Where a line of the entries holds the string "feuille", copy that line.

Data records
--------------------------------------------------
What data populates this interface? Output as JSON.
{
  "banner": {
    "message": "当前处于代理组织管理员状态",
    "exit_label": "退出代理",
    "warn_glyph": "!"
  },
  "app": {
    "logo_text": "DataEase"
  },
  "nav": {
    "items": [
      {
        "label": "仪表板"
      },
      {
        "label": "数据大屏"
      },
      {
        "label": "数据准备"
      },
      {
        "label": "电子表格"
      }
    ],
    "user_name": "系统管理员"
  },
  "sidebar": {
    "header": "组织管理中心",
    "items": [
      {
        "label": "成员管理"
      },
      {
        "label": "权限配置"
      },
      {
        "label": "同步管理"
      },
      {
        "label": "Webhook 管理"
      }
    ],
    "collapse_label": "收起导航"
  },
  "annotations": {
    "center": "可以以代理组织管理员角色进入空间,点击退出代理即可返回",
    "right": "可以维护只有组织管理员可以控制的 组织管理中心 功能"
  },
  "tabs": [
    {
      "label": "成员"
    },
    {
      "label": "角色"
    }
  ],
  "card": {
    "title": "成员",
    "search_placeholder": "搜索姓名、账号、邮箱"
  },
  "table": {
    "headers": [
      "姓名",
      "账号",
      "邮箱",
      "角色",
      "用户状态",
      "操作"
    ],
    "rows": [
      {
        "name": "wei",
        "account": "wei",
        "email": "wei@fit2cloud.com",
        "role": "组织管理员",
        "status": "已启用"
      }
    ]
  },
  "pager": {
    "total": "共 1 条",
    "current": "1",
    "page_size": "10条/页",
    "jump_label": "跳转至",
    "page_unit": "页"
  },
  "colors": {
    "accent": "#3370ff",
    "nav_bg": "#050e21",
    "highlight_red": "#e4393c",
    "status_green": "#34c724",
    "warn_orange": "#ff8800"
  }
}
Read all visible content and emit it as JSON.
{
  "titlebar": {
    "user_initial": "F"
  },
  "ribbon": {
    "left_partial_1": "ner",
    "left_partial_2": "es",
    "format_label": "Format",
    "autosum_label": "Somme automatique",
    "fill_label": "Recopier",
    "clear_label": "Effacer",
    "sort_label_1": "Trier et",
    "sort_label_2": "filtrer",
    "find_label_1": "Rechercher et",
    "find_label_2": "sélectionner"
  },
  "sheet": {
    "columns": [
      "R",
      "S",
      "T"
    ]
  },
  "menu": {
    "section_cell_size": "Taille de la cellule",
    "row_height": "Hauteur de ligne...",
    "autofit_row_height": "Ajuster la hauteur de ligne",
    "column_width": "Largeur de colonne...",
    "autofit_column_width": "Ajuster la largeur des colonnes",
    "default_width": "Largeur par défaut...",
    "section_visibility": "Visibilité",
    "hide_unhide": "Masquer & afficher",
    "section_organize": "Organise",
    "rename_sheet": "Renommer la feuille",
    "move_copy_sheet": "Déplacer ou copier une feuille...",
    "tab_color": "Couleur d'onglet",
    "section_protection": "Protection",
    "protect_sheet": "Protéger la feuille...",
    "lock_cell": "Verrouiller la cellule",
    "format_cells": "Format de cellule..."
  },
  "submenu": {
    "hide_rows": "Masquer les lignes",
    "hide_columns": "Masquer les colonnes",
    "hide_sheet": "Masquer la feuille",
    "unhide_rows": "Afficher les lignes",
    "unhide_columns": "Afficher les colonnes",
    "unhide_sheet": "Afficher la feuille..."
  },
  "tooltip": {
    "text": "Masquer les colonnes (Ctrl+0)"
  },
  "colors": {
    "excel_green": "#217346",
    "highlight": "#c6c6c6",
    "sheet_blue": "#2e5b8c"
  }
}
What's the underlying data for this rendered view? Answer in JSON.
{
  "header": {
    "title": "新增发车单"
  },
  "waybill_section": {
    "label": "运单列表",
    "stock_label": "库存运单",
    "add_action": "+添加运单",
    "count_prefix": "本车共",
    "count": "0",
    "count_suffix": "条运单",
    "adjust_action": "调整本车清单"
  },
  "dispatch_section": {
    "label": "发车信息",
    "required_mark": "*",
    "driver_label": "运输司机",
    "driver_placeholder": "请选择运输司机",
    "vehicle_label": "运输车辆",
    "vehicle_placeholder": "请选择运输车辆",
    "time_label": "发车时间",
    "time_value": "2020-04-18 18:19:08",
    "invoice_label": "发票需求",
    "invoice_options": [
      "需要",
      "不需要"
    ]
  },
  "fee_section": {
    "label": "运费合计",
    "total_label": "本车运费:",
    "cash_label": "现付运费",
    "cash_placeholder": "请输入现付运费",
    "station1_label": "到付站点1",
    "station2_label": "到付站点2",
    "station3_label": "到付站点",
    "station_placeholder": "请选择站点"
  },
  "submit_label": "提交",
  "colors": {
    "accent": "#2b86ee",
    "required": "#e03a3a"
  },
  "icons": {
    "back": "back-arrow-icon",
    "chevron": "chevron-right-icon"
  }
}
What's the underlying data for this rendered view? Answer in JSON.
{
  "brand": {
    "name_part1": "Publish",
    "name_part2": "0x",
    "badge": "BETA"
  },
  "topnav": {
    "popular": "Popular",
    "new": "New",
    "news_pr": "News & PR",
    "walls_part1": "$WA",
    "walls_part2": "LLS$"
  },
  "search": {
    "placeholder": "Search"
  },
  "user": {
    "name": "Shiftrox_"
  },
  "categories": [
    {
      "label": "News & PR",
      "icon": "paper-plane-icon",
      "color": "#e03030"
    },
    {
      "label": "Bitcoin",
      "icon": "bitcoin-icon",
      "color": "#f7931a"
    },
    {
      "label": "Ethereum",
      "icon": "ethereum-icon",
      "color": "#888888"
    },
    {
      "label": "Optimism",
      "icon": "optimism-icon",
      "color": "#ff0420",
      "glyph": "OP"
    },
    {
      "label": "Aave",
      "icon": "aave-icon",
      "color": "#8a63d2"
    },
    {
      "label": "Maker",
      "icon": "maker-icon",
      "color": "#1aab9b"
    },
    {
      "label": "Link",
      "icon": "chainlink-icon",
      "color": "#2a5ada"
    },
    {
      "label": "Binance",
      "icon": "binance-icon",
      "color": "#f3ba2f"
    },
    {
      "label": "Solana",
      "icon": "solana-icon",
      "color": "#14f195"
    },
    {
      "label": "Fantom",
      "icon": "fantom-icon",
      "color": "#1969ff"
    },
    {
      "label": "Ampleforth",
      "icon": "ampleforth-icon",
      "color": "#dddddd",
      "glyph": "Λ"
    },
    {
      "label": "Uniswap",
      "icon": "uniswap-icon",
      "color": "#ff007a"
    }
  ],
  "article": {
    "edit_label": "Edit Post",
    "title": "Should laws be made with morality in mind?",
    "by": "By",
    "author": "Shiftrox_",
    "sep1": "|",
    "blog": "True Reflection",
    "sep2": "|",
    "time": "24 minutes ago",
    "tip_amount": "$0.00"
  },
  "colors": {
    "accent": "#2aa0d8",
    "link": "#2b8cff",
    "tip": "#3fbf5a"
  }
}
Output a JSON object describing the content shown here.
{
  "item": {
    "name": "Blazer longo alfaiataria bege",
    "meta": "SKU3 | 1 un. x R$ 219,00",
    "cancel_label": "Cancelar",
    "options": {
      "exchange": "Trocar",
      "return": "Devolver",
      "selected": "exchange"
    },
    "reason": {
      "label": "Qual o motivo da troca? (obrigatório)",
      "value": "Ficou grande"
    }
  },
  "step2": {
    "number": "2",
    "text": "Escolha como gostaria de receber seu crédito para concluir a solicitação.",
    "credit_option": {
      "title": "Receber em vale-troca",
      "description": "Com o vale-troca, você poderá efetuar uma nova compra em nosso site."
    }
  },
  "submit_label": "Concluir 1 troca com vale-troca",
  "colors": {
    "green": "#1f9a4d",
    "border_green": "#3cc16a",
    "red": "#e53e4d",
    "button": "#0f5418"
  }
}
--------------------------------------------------
(Result):
    "rename_sheet": "Renommer la feuille",
    "move_copy_sheet": "Déplacer ou copier une feuille...",
    "protect_sheet": "Protéger la feuille...",
    "hide_sheet": "Masquer la feuille",
    "unhide_sheet": "Afficher la feuille..."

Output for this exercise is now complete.